» What is required
Which lines of the listing below contain the word "type"? Return them.

» Information supplied
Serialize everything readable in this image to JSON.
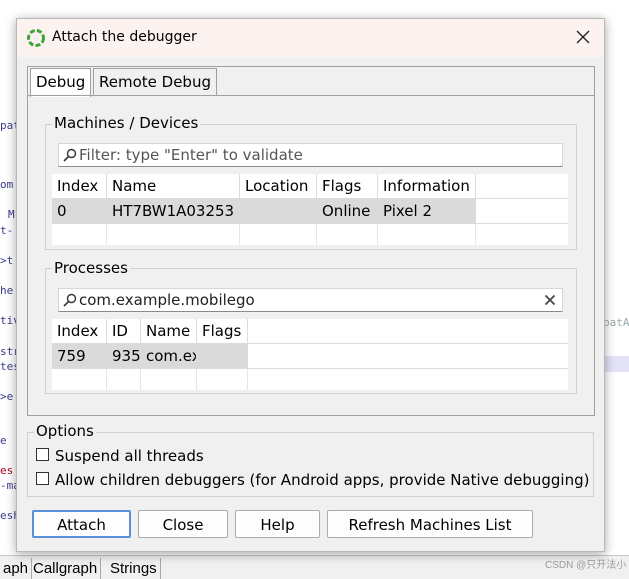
{
  "background": {
    "left_fragments": [
      "pat",
      "om",
      "M",
      "t-",
      ">t",
      "he",
      "tiv",
      "str",
      "tes",
      ">e",
      "e",
      "es",
      "-ma",
      "esh"
    ],
    "right_fragment": "patA",
    "bottom_tabs": [
      "aph",
      "Callgraph",
      "Strings"
    ],
    "watermark": "CSDN @只开法小"
  },
  "dialog": {
    "title": "Attach the debugger",
    "tabs": [
      {
        "label": "Debug",
        "active": true
      },
      {
        "label": "Remote Debug",
        "active": false
      }
    ],
    "machines": {
      "group_label": "Machines / Devices",
      "filter_placeholder": "Filter: type \"Enter\" to validate",
      "filter_value": "",
      "columns": [
        "Index",
        "Name",
        "Location",
        "Flags",
        "Information"
      ],
      "rows": [
        [
          "0",
          "HT7BW1A03253",
          "",
          "Online",
          "Pixel 2"
        ]
      ]
    },
    "processes": {
      "group_label": "Processes",
      "filter_value": "com.example.mobilego",
      "columns": [
        "Index",
        "ID",
        "Name",
        "Flags"
      ],
      "rows": [
        [
          "759",
          "935",
          "com.example.mobilego",
          ""
        ]
      ]
    },
    "options": {
      "group_label": "Options",
      "checkboxes": [
        {
          "label": "Suspend all threads",
          "checked": false
        },
        {
          "label": "Allow children debuggers (for Android apps, provide Native debugging)",
          "checked": false
        }
      ]
    },
    "buttons": {
      "attach": "Attach",
      "close": "Close",
      "help": "Help",
      "refresh": "Refresh Machines List"
    }
  }
}
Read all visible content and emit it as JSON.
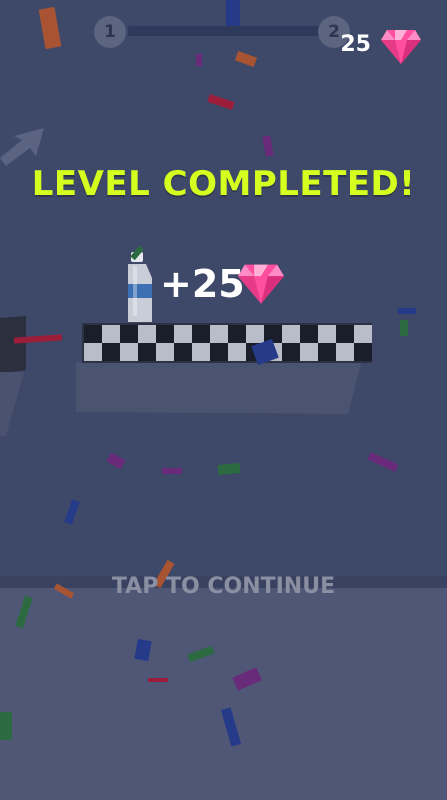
{
  "hud": {
    "level_start": "1",
    "level_end": "2",
    "progress": 0,
    "gem_count": "25",
    "gem_icon": "pink-gem-icon"
  },
  "banner": {
    "title": "LEVEL COMPLETED!",
    "reward": "+25",
    "reward_icon": "pink-gem-icon"
  },
  "prompt": {
    "continue": "TAP TO CONTINUE"
  },
  "colors": {
    "background": "#3e4868",
    "floor": "#4f5676",
    "title": "#d4ff1f",
    "gem": "#ff5aa8"
  }
}
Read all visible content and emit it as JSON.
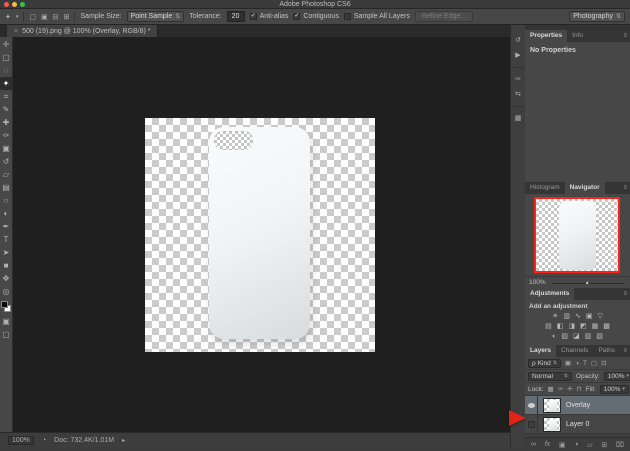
{
  "window": {
    "title": "Adobe Photoshop CS6"
  },
  "options_bar": {
    "tool_icon_glyph": "✦",
    "caret": "▾",
    "selection_modes": [
      "▢",
      "▣",
      "⊟",
      "⊞"
    ],
    "sample_size_label": "Sample Size:",
    "sample_size_value": "Point Sample",
    "tolerance_label": "Tolerance:",
    "tolerance_value": "20",
    "anti_alias_label": "Anti-alias",
    "anti_alias_checked": "✓",
    "contiguous_label": "Contiguous",
    "contiguous_checked": "✓",
    "sample_all_layers_label": "Sample All Layers",
    "sample_all_layers_checked": "",
    "refine_edge_label": "Refine Edge...",
    "workspace_value": "Photography",
    "dropdown_caret": "⇅"
  },
  "document_tab": {
    "close": "×",
    "title": "500 (19).png @ 100% (Overlay, RGB/8) *"
  },
  "tools": [
    {
      "name": "move-tool",
      "glyph": "✛"
    },
    {
      "name": "marquee-tool",
      "glyph": "▢"
    },
    {
      "name": "lasso-tool",
      "glyph": "◌"
    },
    {
      "name": "magic-wand-tool",
      "glyph": "✦",
      "active": true
    },
    {
      "name": "crop-tool",
      "glyph": "⌗"
    },
    {
      "name": "eyedropper-tool",
      "glyph": "✎"
    },
    {
      "name": "healing-brush-tool",
      "glyph": "✚"
    },
    {
      "name": "brush-tool",
      "glyph": "✑"
    },
    {
      "name": "clone-stamp-tool",
      "glyph": "▣"
    },
    {
      "name": "history-brush-tool",
      "glyph": "↺"
    },
    {
      "name": "eraser-tool",
      "glyph": "▱"
    },
    {
      "name": "gradient-tool",
      "glyph": "▤"
    },
    {
      "name": "blur-tool",
      "glyph": "○"
    },
    {
      "name": "dodge-tool",
      "glyph": "◐"
    },
    {
      "name": "pen-tool",
      "glyph": "✒"
    },
    {
      "name": "type-tool",
      "glyph": "T"
    },
    {
      "name": "path-selection-tool",
      "glyph": "➤"
    },
    {
      "name": "shape-tool",
      "glyph": "■"
    },
    {
      "name": "hand-tool",
      "glyph": "✥"
    },
    {
      "name": "zoom-tool",
      "glyph": "◎"
    }
  ],
  "toolbar_extras": {
    "quick_mask_glyph": "▣",
    "screen_mode_glyph": "▢"
  },
  "dock_icons": [
    {
      "name": "history-panel-icon",
      "glyph": "↺"
    },
    {
      "name": "actions-panel-icon",
      "glyph": "▶"
    },
    {
      "name": "brush-panel-icon",
      "glyph": "✑"
    },
    {
      "name": "clone-source-panel-icon",
      "glyph": "⇆"
    },
    {
      "name": "tool-presets-panel-icon",
      "glyph": "▦"
    }
  ],
  "properties_panel": {
    "tab_properties": "Properties",
    "tab_info": "Info",
    "menu_icon": "≡",
    "empty_text": "No Properties"
  },
  "navigator_panel": {
    "tab_histogram": "Histogram",
    "tab_navigator": "Navigator",
    "menu_icon": "≡",
    "zoom_value": "100%",
    "slider_handle": "▲"
  },
  "adjustments_panel": {
    "title": "Adjustments",
    "menu_icon": "≡",
    "subtitle": "Add an adjustment",
    "row1": [
      {
        "name": "brightness-contrast-icon",
        "glyph": "☀"
      },
      {
        "name": "levels-icon",
        "glyph": "▥"
      },
      {
        "name": "curves-icon",
        "glyph": "∿"
      },
      {
        "name": "exposure-icon",
        "glyph": "▣"
      },
      {
        "name": "vibrance-icon",
        "glyph": "▽"
      }
    ],
    "row2": [
      {
        "name": "hue-saturation-icon",
        "glyph": "▤"
      },
      {
        "name": "color-balance-icon",
        "glyph": "◧"
      },
      {
        "name": "black-white-icon",
        "glyph": "◨"
      },
      {
        "name": "photo-filter-icon",
        "glyph": "◩"
      },
      {
        "name": "channel-mixer-icon",
        "glyph": "▦"
      },
      {
        "name": "color-lookup-icon",
        "glyph": "▩"
      }
    ],
    "row3": [
      {
        "name": "invert-icon",
        "glyph": "◐"
      },
      {
        "name": "posterize-icon",
        "glyph": "▨"
      },
      {
        "name": "threshold-icon",
        "glyph": "◪"
      },
      {
        "name": "gradient-map-icon",
        "glyph": "▥"
      },
      {
        "name": "selective-color-icon",
        "glyph": "▧"
      }
    ]
  },
  "layers_panel": {
    "tab_layers": "Layers",
    "tab_channels": "Channels",
    "tab_paths": "Paths",
    "menu_icon": "≡",
    "filter_prefix": "ρ",
    "filter_label": "Kind",
    "filter_icons": [
      {
        "name": "filter-pixel-layers-icon",
        "glyph": "▣"
      },
      {
        "name": "filter-adjustment-layers-icon",
        "glyph": "◑"
      },
      {
        "name": "filter-type-layers-icon",
        "glyph": "T"
      },
      {
        "name": "filter-shape-layers-icon",
        "glyph": "▢"
      },
      {
        "name": "filter-smart-objects-icon",
        "glyph": "⊡"
      }
    ],
    "blend_mode_value": "Normal",
    "opacity_label": "Opacity:",
    "opacity_value": "100%",
    "lock_label": "Lock:",
    "lock_icons": [
      {
        "name": "lock-transparency-icon",
        "glyph": "▦"
      },
      {
        "name": "lock-pixels-icon",
        "glyph": "✑"
      },
      {
        "name": "lock-position-icon",
        "glyph": "✛"
      },
      {
        "name": "lock-all-icon",
        "glyph": "⊓"
      }
    ],
    "fill_label": "Fill:",
    "fill_value": "100%",
    "layers": [
      {
        "name": "Overlay",
        "visible": true,
        "selected": true
      },
      {
        "name": "Layer 0",
        "visible": false,
        "selected": false
      }
    ],
    "bottom_icons": [
      {
        "name": "link-layers-icon",
        "glyph": "∞"
      },
      {
        "name": "layer-effects-icon",
        "glyph": "fx"
      },
      {
        "name": "add-layer-mask-icon",
        "glyph": "▣"
      },
      {
        "name": "new-adjustment-layer-icon",
        "glyph": "◑"
      },
      {
        "name": "new-group-icon",
        "glyph": "▱"
      },
      {
        "name": "new-layer-icon",
        "glyph": "⊞"
      },
      {
        "name": "delete-layer-icon",
        "glyph": "⌧"
      }
    ]
  },
  "status_bar": {
    "zoom_value": "100%",
    "status_icon_glyph": "◔",
    "doc_info": "Doc: 732.4K/1.01M",
    "arrow_glyph": "▸"
  },
  "colors": {
    "annotation_arrow": "#e02417",
    "navigator_view_border": "#ff2018",
    "selected_layer_row": "#646c74",
    "traffic_red": "#fc5753",
    "traffic_yellow": "#fdbc40",
    "traffic_green": "#33c748"
  }
}
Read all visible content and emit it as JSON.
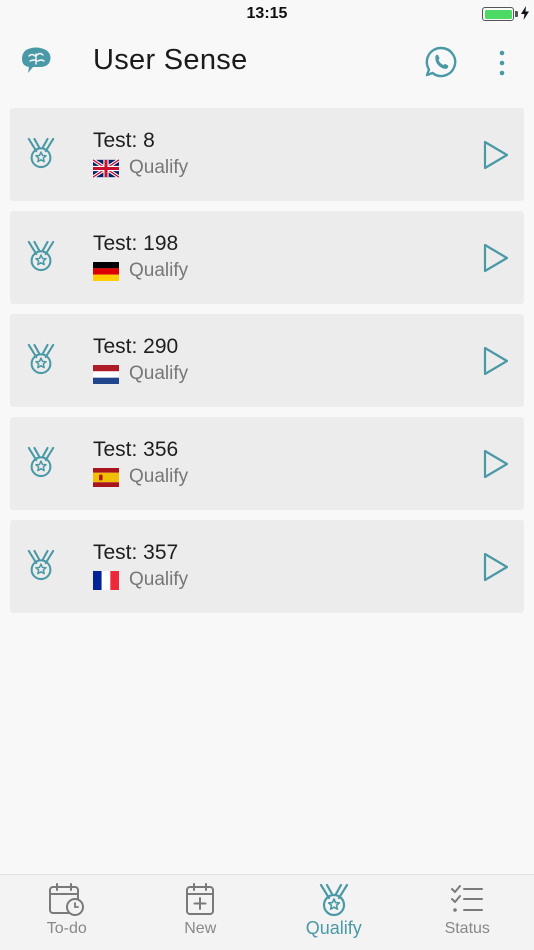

» Output below
      "filter_placeholder": "Filter: type \"Enter\" to validate",
      "name": "type-tool",
        "name": "filter-type-layers-icon",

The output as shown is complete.